Larry Riddle, Agnes Scott College

Construction

Animation

Start with an equilateral triangle **T=S(0)** as before. This time, however, rather than adding 3 scaled copies of the triangle to the outside, point the new triangles into the interior of **T** and **remove** those regions from **T** to get **S(1)**. This leaves three diamond shaped regions, each of which consists of two copies of **T**, each scaled by a factor of 1/3, for a total of 6 new equilateral triangles. Now repeat the steps on each of those 6 triangles to get **S(2)** consisting of 36 copies of **T**, each scaled by a factor of 1/9 = (1/3)^{2} .

Continue this construction to get a decreasing sequence of sets \[ S(0) \supseteq S(1) \supseteq S(2) \supseteq S(3) \supseteq \cdots \] The Koch anti-snowflake is the intersection of all the sets in this sequence, that is, the set of points that remain after this construction is repeated infinitely often.

Iteration

Click the iterations to the left for another illustration of how the anti-snowflake is formed.

Function

System

Here is one possible IFS for the Koch anti-snowflake. It scales each triangle by 1/3 and rotates three of the triangles by 180°. Other rotations are possible because of the symmetry of an equilateral triangle. Changing the rotation will likely change the translation for that function.

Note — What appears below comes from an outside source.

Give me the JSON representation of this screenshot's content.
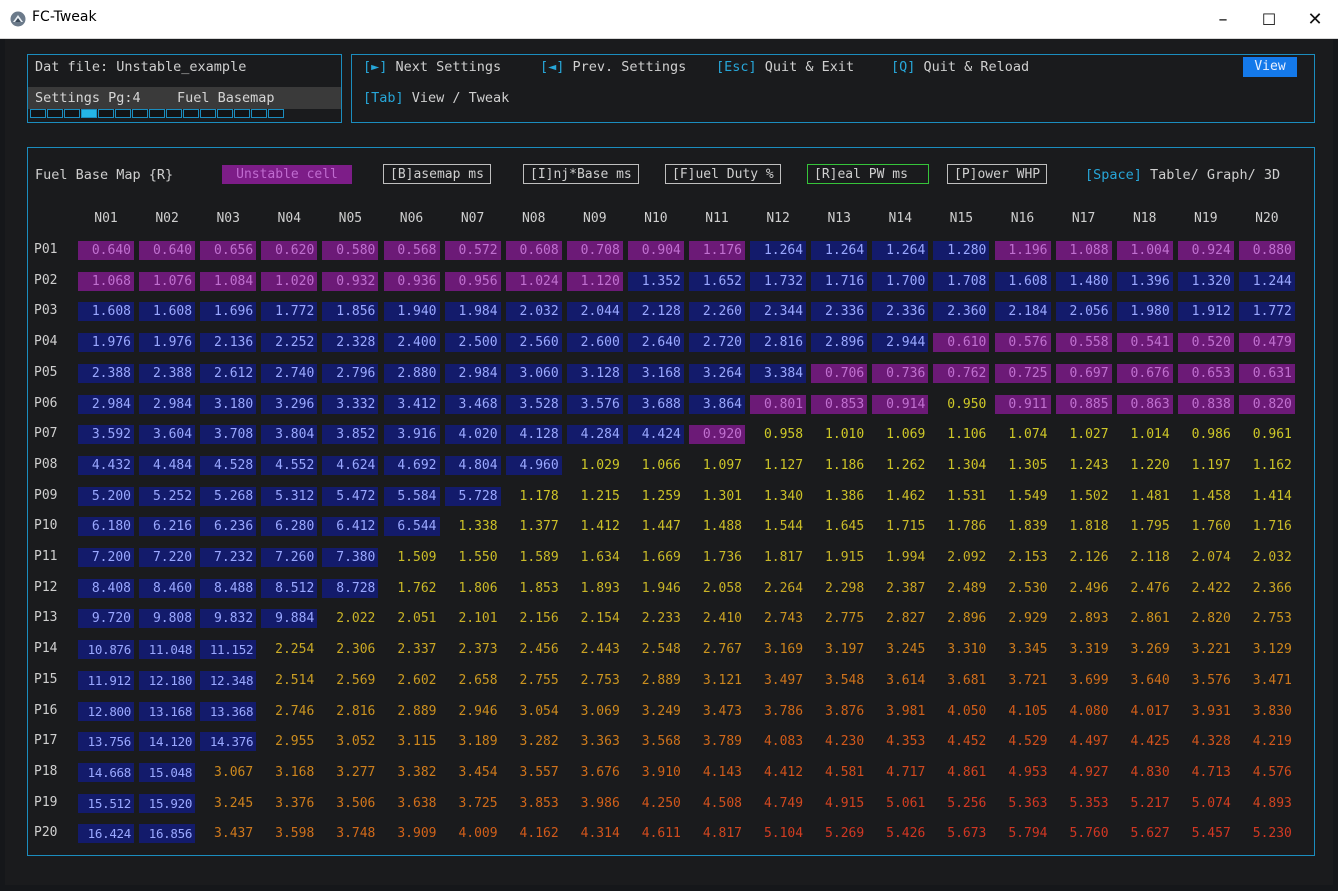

\({f_1}({\bf{x}}) = \left[ {\begin{array}{*{20}{c}}
{ 1/3} & {0 } \\
{0} & { 1/3} \\
\end{array}} \right]{\bf{x}} \) |
scale by 1/3 |

\({f_2}({\bf{x}}) = \left[ {\begin{array}{*{20}{c}}
{ 1/3} & {0} \\
{ 0} & { 1/3} \\
\end{array}} \right]{\bf{x}} + \left[ {\begin{array}{*{20}{c}}
{1/3 } \\
{\sqrt 3 /3} \\
\end{array}} \right]\) |
scale by 1/3 |

\({f_3}({\bf{x}}) = \left[ {\begin{array}{*{20}{c}}
{ 1/3} & {0} \\
{ 0} & { 1/3} \\
\end{array}} \right]{\bf{x}} + \left[ {\begin{array}{*{20}{c}}
{2/3} \\
{0} \\
\end{array}} \right]\) |
scale by 1/3 |

\({f_4}({\bf{x}}) = \left[ {\begin{array}{*{20}{c}}
{ -1/3} & {0 } \\
{0} & { -1/3} \\
\end{array}} \right]{\bf{x}} + \left[ {\begin{array}{*{20}{c}}
{1/2} \\
{\sqrt 3 /6} \\
\end{array}} \right]\) |
scale by 1/3, rotate by 180° |

\({f_5}({\bf{x}}) = \left[ {\begin{array}{*{20}{c}}
{ -1/3} & {0 } \\
{0} & { -1/3} \\
\end{array}} \right]{\bf{x}} + \left[ {\begin{array}{*{20}{c}}
{5/6} \\
{\sqrt 3 /6} \\
\end{array}} \right]\) |
scale by 1/3, rotate by 180° |

\({f_6}({\bf{x}}) = \left[ {\begin{array}{*{20}{c}}
{- 1/3} & {0 } \\
{0} & { -1/3} \\
\end{array}} \right]{\bf{x}} + \left[ {\begin{array}{*{20}{c}}
{2/3} \\
{\sqrt 3 / 3} \\
\end{array}} \right]\) |
scale by 1/3, rotate by 180° |

Boundary

L-System

Animation

The outside boundary of the anti-snowflake consists of three copies of the Koch curve placed around the three sides of the initial equilateral triangle and facing inwards. The region bounded by this curve is also known as the Koch anti-snowflake.

The boundary can be constructed by the following L-system:

Angle 60

Axiom F++F++F

F —> F+F−−F+F

Dimension

The Koch anti-snowflake is self-similar with 6 non-overlapping copies of itself, each scaled by the factor
**r** = 1/3. Therefore the similarity dimension, **d**,
of the attractor of the IFS is the solution to

\[\sum\limits_{k = 1}^6 {{r^d}} = 1\quad \Rightarrow \quad d = \frac{{\log (1/6)}}{{\log (r)}} = \frac{{\log (1/6)}}{{\log (1/3)}} = \frac{{\log (6)}}{{\log (3)}} = 1.63093\]

The outside boundary of the Koch anti-snowflake consists of three copies of the Koch curve which has a fractal dimension of 1.26186.Properties

If we only consider the outside boundary of the anti-snowflake, then the area bounded by this infinite Koch anti-snowflake curve is exactly 2/5 that of the original triangle [Details].